Problem description
Leaving the images aside, print every record in the material exactly.

Data provided

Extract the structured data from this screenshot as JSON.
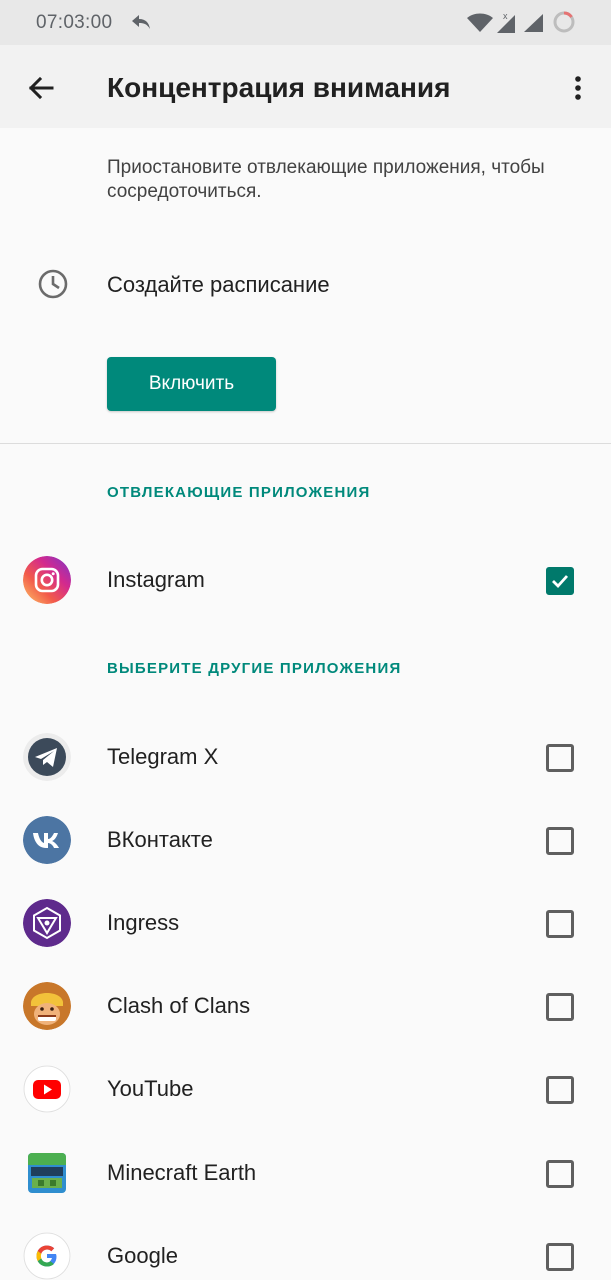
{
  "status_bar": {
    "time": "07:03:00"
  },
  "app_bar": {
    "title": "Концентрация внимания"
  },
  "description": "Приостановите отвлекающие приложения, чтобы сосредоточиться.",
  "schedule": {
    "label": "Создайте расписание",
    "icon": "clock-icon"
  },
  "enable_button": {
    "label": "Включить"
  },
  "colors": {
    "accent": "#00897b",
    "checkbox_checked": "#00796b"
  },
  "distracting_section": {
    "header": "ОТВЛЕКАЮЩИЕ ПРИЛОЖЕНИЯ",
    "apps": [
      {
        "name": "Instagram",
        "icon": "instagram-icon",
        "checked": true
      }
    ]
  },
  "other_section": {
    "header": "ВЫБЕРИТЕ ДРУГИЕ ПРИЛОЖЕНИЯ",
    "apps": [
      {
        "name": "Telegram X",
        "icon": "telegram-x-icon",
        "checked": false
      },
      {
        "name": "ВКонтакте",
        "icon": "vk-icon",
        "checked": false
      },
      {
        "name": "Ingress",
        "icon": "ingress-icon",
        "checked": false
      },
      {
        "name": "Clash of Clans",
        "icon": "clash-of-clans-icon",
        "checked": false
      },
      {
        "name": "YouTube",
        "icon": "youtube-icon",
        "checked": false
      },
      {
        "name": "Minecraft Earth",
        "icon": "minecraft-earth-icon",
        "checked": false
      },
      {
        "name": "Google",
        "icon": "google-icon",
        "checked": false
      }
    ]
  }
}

Your response
Extract the structured data from this screenshot as JSON.
{
  "status_bar": {
    "time": "07:03:00"
  },
  "app_bar": {
    "title": "Концентрация внимания"
  },
  "description": "Приостановите отвлекающие приложения, чтобы сосредоточиться.",
  "schedule": {
    "label": "Создайте расписание",
    "icon": "clock-icon"
  },
  "enable_button": {
    "label": "Включить"
  },
  "colors": {
    "accent": "#00897b",
    "checkbox_checked": "#00796b"
  },
  "distracting_section": {
    "header": "ОТВЛЕКАЮЩИЕ ПРИЛОЖЕНИЯ",
    "apps": [
      {
        "name": "Instagram",
        "icon": "instagram-icon",
        "checked": true
      }
    ]
  },
  "other_section": {
    "header": "ВЫБЕРИТЕ ДРУГИЕ ПРИЛОЖЕНИЯ",
    "apps": [
      {
        "name": "Telegram X",
        "icon": "telegram-x-icon",
        "checked": false
      },
      {
        "name": "ВКонтакте",
        "icon": "vk-icon",
        "checked": false
      },
      {
        "name": "Ingress",
        "icon": "ingress-icon",
        "checked": false
      },
      {
        "name": "Clash of Clans",
        "icon": "clash-of-clans-icon",
        "checked": false
      },
      {
        "name": "YouTube",
        "icon": "youtube-icon",
        "checked": false
      },
      {
        "name": "Minecraft Earth",
        "icon": "minecraft-earth-icon",
        "checked": false
      },
      {
        "name": "Google",
        "icon": "google-icon",
        "checked": false
      }
    ]
  }
}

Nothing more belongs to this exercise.